Some days ago, I posted about how I got on to Scrivener, at last! I want to build on that theme and let you know what I have been up to and how I have fared. My objective in sharing this is to help newbies (newer to Scrivener than me, which isn’t saying much anyway) with tips so that they don’t make the mistakes I did.
My first challenge was to decide whether I would use Scrivener for starting a totally new project or for working on an ongoing one. I spent a few days thinking about this during which time I made a few false starts on Scrivener. At times, I felt it might be far better to start from scratch. But then I thought to myself, “God, you have already keyed in more than 50,000 words of your ongoing project. Why the heck would you want to do all of it all over again? Sure, there would be changes but you are unlikely to rewrite the entire project.” Tip: It is perfectly alright to use Scrivener to edit your ongoing project. Having read somewhere that Scrivener can be used as profitably for editing ongoing projects, I took a deep breath and “imported” 50,000 + words of my NaNoNovel for 2013, ” Obedience Unto Death” which I am currently in the process of editing. The process of importing itself went through pretty smoothly.

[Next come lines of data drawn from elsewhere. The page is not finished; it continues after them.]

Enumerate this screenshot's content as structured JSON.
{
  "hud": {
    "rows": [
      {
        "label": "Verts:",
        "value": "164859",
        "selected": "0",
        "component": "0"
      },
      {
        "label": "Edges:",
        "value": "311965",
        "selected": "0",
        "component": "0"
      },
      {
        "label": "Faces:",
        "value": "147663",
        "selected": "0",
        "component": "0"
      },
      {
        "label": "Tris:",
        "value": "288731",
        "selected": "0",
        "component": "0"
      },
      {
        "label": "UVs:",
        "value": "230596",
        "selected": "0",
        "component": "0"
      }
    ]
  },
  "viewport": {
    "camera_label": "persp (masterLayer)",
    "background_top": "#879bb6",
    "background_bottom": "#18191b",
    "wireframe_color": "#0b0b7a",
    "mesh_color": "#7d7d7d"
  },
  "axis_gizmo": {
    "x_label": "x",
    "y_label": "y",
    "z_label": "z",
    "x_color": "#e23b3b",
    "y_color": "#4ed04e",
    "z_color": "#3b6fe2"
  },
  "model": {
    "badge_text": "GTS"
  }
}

This brings me to my next suggestion. Tip : please import the latest version of your ongoing project. Working on multiple writing projects could leave you with innumerable versions of different projects. This certainly happens to me. Don’t by mistake import one version of your project only to realize after importing it to Scrivener and working on it for sometime that you have a more current version lying elsewhere.

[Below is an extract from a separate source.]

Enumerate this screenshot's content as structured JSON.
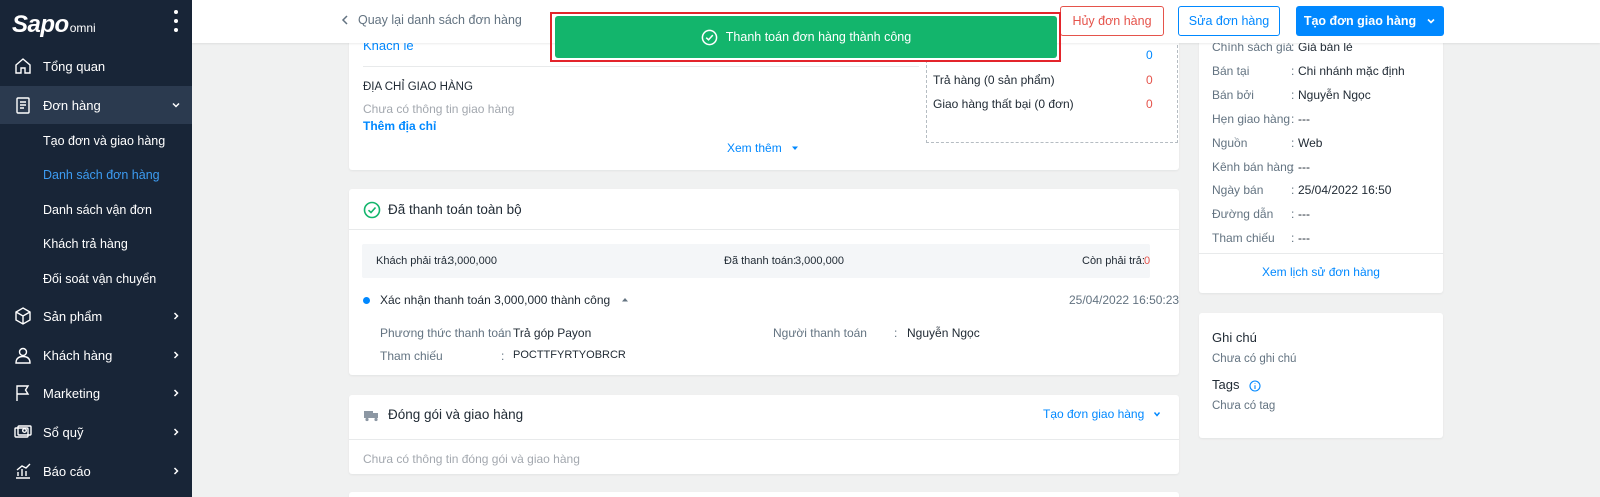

I must say the Scrivener Manual and the Interactive Tutorial was really educative but I realised that there was no point in reading and re-reading it without , in a manner of speaking, taking the plunge. I therefore dived headlong into the process of editing my ongoing project, without reading everything I could about Scrivener. Tip: There is a host of material out there and you could get swamped in them and drown. Besides, I caught on thanks to my readings that most authors use only a fraction of Scrivener’s awesome capabilities. I understood it was perfectly ok to learn on the job, instead of trying to master features I might not use for a long time to come. I reminded myself that I was a writer of fiction and not a developer of a software program to aid writers.
The videos provided by Scrivener were of much use. Tip: I would suggest you see the basic ones before you start using Scrivener.
Initially I found it difficult to work with “Chapters” and “Scenes” until I understood that the beauty of Scrivener lay in it providing you the scope to write bits of the story which could come in just about anywhere: at the beginning, in the middle or at the end. Once this sank in, I felt a whole lot better as till then I was used to seeing my output chronologically arranged for the most part in a Word document. I also realised that the Corkboard did wonders in moving data from one place to another. This was a major feature I was looking for, as explained in my last post. Tip: Use Corkboard to visually capture the sequence of the story. Making changes was far easier than I had imagined. I felt a thrill when I moved a card on the Corkboard from one place to another and found the material had been re-arranged in the Manuscript as well.
As you can see, I am “learning on the job.” More later, about how I fare. If you haven’t made up your mind to buy Scrivener, I would suggest you should seriously consider it. If I see the gains so soon, imagine what it could do for you as a writer.